+++ Extracted data +++
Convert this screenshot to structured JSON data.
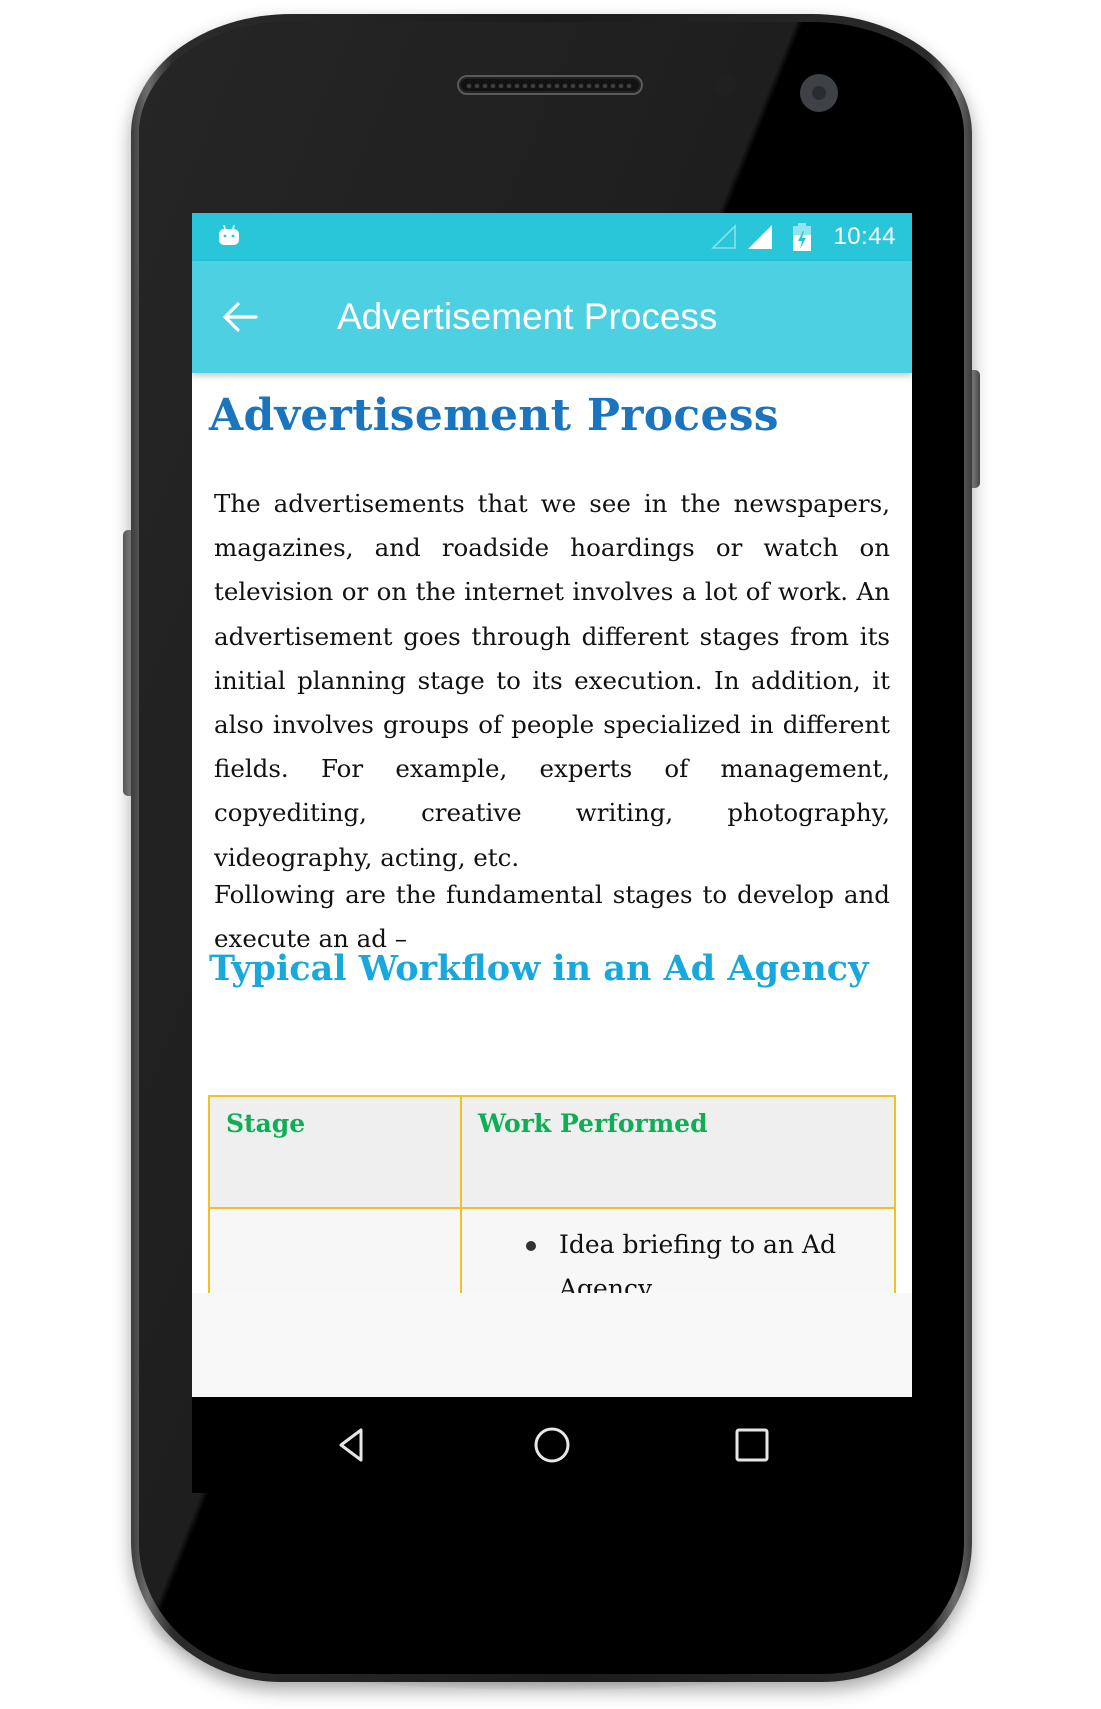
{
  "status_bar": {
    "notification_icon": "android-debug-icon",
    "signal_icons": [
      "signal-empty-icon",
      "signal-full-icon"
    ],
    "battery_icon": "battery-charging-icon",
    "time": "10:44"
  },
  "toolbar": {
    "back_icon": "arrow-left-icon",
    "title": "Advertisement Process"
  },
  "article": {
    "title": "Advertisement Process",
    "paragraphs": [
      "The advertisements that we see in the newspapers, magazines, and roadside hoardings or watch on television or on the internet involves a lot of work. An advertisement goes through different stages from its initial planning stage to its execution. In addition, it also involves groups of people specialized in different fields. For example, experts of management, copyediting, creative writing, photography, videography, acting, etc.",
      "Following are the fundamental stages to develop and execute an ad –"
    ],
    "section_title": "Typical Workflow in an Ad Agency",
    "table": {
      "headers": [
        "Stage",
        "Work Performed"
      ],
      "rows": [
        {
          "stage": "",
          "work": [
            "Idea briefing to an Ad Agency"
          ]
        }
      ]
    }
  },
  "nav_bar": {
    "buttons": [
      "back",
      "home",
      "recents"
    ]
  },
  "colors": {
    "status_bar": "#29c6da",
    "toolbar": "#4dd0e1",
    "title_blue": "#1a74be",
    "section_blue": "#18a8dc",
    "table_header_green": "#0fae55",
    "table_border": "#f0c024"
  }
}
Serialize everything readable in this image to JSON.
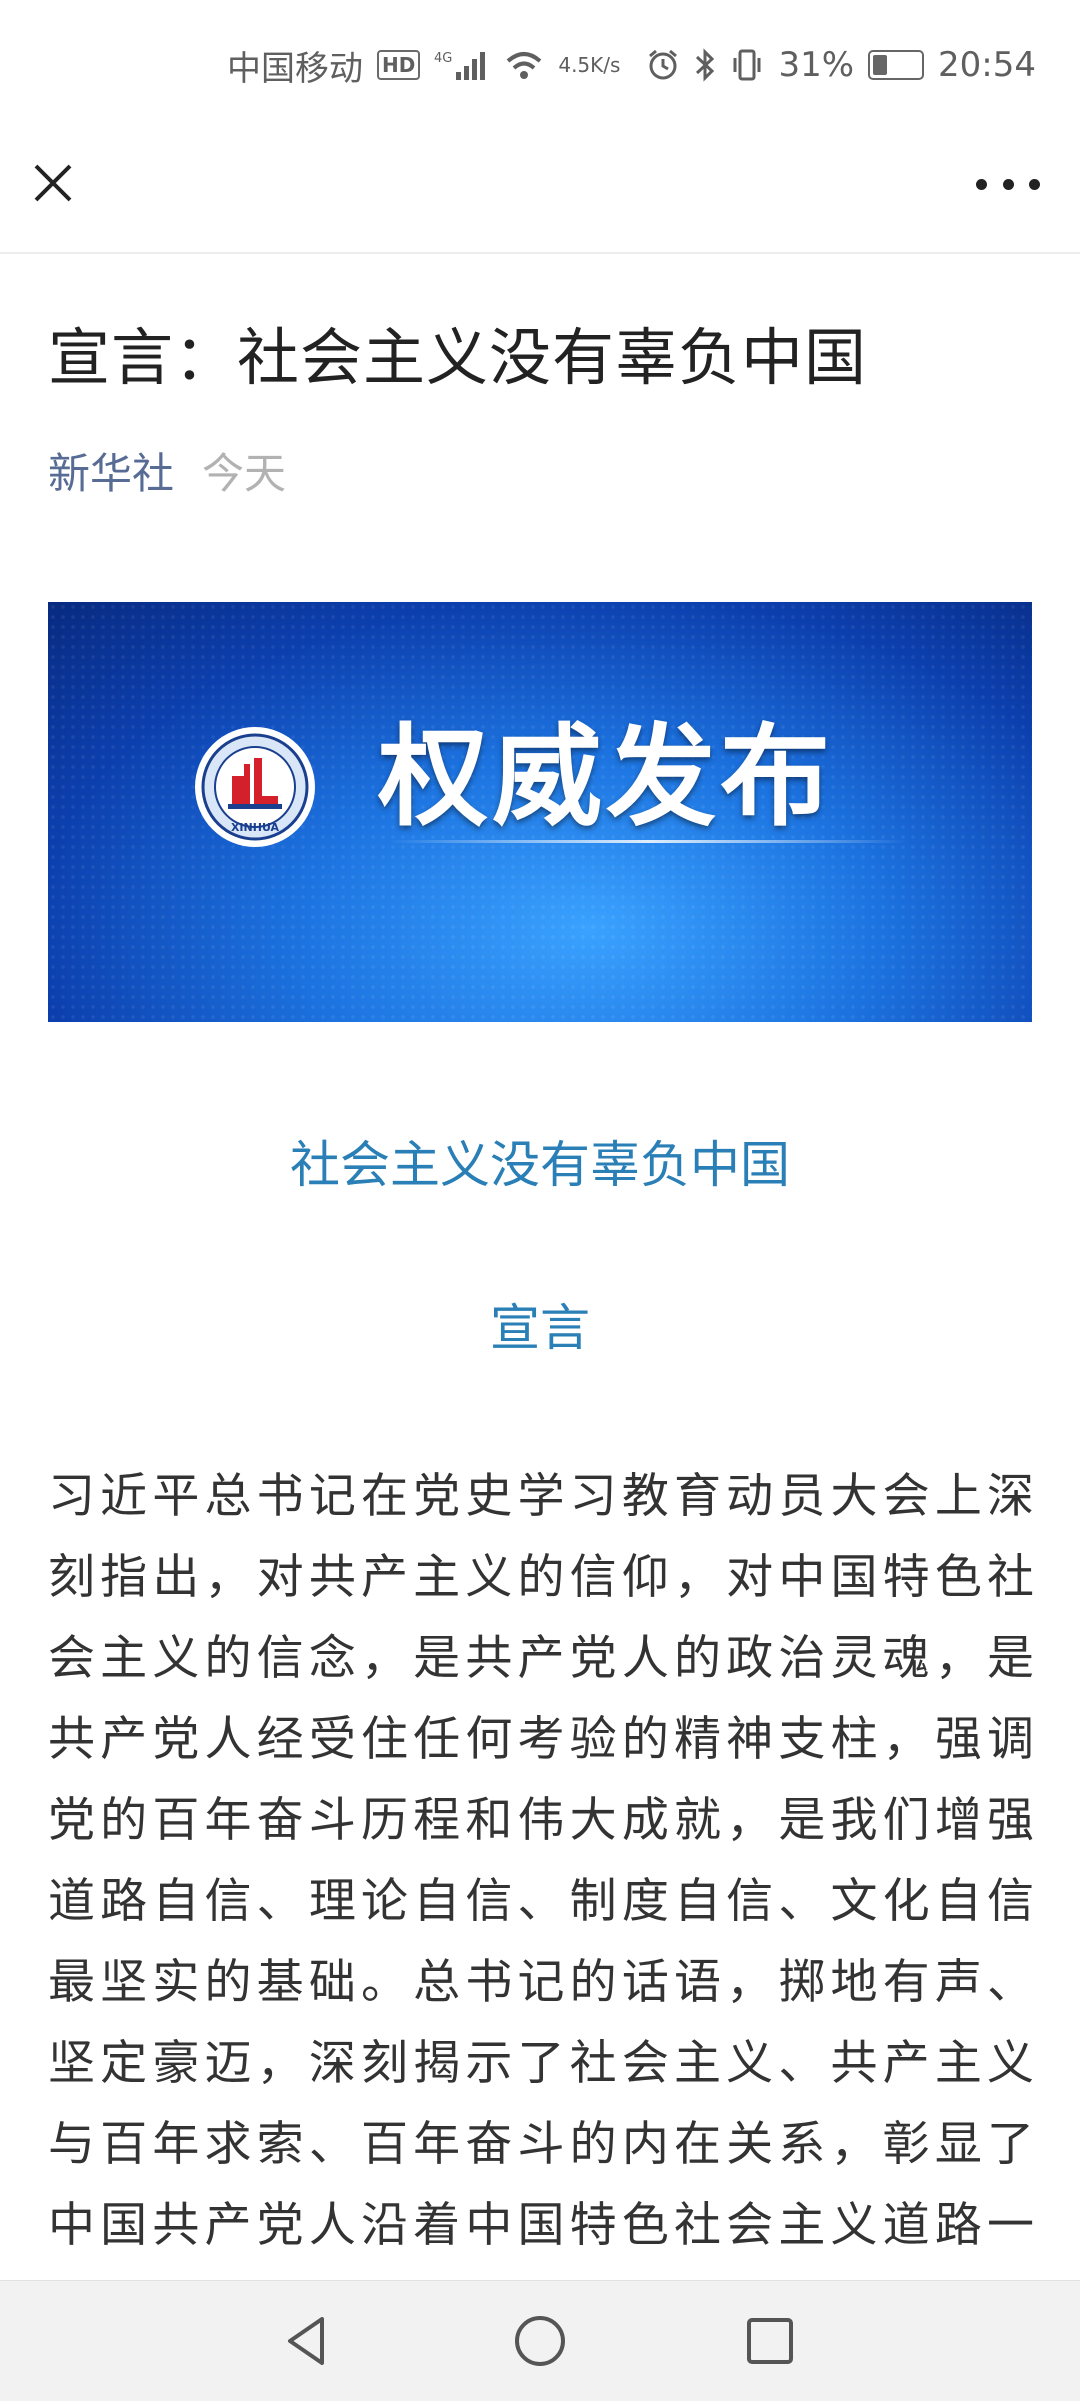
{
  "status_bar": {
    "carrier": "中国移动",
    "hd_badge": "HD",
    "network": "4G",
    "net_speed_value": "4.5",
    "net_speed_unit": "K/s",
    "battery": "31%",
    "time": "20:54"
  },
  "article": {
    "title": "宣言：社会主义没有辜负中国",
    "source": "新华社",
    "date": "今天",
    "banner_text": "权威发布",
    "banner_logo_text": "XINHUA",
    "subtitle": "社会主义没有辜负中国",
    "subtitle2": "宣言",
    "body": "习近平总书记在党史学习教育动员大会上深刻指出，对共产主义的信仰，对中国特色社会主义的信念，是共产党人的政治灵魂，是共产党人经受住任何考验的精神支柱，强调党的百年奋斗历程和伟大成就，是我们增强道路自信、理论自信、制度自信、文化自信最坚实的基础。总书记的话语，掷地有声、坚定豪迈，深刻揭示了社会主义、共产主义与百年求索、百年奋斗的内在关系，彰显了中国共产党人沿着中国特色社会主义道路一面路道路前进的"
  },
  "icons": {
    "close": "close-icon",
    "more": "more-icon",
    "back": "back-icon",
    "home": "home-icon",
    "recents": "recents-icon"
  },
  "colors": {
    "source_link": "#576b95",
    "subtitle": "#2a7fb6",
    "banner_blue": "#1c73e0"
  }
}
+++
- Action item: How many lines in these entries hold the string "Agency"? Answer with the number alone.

- Exercise result: 2